-4

I was let go yesterday after 27 years. My company had terminated us 7 months ago during the takeover and the new owner rehired us for the same jobs on the same day. Now I am fired with 2 weeks notice and no severance. What are my rights?

closed as off-topic by gnat, Erik, user34587, BgrWorker, Retired Codger Nov 16 '18 at 15:55

This question appears to be off-topic. The users who voted to close gave this specific reason:

  • "Questions seeking advice on company-specific regulations, agreements, or policies should be directed to your manager or HR department. Questions that address only a specific company or position are of limited use to future visitors. Questions seeking legal advice should be directed to legal professionals. For more information, click here." – gnat, Erik, Community, BgrWorker, Retired Codger
If this question can be reworded to fit the rules in the help center, please edit the question.

  • 8
    that highly depends on your location an contract. We can't answer this as is. Please edit and supply more details. "What are my rights" will probably end up getting this question closed. – SaggingRufus Nov 16 '18 at 14:53
  • without the nation, state or region, and locality, we cannot answer this. – Retired Codger Nov 16 '18 at 15:52
2

You need to talk to a lawyer ASAP. Your rights and what sort of compensation you are owed will vary depending on your location, industry, and all sorts of other factors. Only a lawyer with knowledge in such areas will be able to help you get what you're owed.

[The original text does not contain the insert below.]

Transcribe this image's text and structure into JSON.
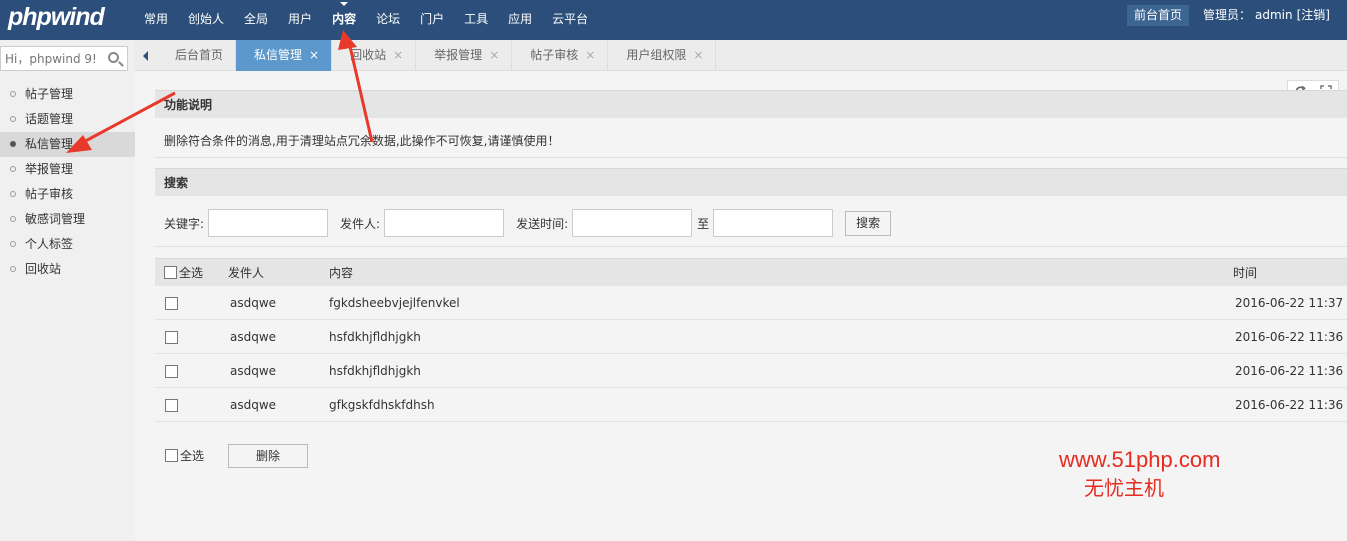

  • 1
    unless they were on probation when they got hired to the new company. Then they probably aren't owed anything because they were let go on probation to what is on paper a new job. – SaggingRufus Nov 16 '18 at 14:56
  • 2
    @Cubemaster my point without all the details, we can't even say if it worth contacting a lawyer. They don't give advice for free. OP had that option from the start, but they chose to come here first. Blindly recommending a lawyer doesn't help in this case. Once we actually have details, then it may be appropriate to suggest a lawyer. – SaggingRufus Nov 16 '18 at 15:05
  • 3
    Definitely talk to a lawyer. But probably your problem comes when you were terminated by the old company. You should have got serverance then, and you should have talked to a lawyer then. This sort of thing is exactly why the company wanted to pull the 'fire and rehire' trick. – DJClayworth Nov 16 '18 at 15:13
  • 2
    If the OP is in the USA and in a right to work state, a consultation with a lawyer is a waste of time. – Retired Codger Nov 16 '18 at 15:52
  • 2
    @DavidThornley no, only 27 states are right to work states. so location, even within the US, matters. – Retired Codger Nov 16 '18 at 16:10

Not the answer you're looking for? Browse other questions tagged or ask your own question.